This way the brand can still keep its product’s all-American look, sold by all-Americans that look the way they should, when they wear the brand they’re selling.

In Las Vegas the casino industry also found a way to incorporate lookism into their business.

According to an article by the Las Vegas Sun, in the past decade casinos have been changing the description of cocktail waitresses to ‘beverage models.’

This allows casinos to use age and appearance as a reason to terminate an employee.

Karen Crawford works at the Riviera, and has held that job since 1977, but thinks her age would keep her from landing a job anywhere on the strip based on these new requirements for cocktail waitresses.

The Rio was one of the first casinos to become known for attractive cocktail waitresses and in return saw a 30 percent bump in gaming revenue, which might be a great incentive for casinos to hire a certain age and look; however, that incentive causes waitresses like Crawford to be turned away.

There are a number of jobs that come to mind when we think of beauty as an unsaid requirement, but one that cannot be forgotten is the bartender.

In an interview on lookism, Stubblefields owner DJ Goldfinger said he understands why it appears that lookism’s discrimination is common throughout the service industry.

Goldfinger said different bars advertise different things and while bar owners aren’t in search of a certain look they are in search of someone that is comfortable and can talk to a particular customer base.

There are a number of reasons that lead people to assume a business hires based on looks.

Even Stubblefields’ requirement of pictures on résumés is often misconstrued and taken as a way to use beauty as discrimination, Goldfinger said.

Although it’s likely bar owners who follow this rule use appearance to discriminate against potential employees, at Stubblefields, Goldfinger said the picture is a security measure used to weed out past customers who have violated rules at the bar.

While lookism is an unethical concept, it’s something we often don’t recognize, despite the fact there are numerous examples from different business across the country.

Lookism is a difficult form of discrimination to identify, but from its popularity in the service industry and clothing companies like Abercrombie & Fitch, lookism is no longer unseen.

– Josh Babcock is a senior communication major from Pullman.
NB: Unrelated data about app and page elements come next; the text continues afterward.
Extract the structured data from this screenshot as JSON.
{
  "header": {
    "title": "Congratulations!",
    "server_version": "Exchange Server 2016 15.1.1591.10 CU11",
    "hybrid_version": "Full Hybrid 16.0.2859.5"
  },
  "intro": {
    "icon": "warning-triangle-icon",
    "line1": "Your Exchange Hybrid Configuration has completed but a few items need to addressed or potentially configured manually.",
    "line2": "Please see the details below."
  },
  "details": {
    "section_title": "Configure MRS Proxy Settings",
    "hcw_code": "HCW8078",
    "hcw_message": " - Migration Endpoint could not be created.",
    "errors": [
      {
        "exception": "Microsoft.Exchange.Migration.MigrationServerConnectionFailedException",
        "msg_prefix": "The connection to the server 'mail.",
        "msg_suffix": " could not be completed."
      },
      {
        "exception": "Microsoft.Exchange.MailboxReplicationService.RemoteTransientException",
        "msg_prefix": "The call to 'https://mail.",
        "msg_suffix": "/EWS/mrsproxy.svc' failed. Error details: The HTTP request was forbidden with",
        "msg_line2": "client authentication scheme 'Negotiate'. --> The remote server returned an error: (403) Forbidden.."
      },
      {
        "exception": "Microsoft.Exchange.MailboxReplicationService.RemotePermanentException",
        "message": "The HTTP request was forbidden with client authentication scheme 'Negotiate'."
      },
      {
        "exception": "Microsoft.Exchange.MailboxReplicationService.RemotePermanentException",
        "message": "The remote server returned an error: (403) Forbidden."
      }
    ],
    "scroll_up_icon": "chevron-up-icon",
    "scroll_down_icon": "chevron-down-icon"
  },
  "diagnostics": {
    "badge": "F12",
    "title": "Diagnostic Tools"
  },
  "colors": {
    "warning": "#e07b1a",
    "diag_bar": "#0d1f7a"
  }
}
He can be contacted at 335-2290 or by [email protected] The opinions expressed in this column are not necessarily those of the staff of The Daily Evergreen or those of Student Publications.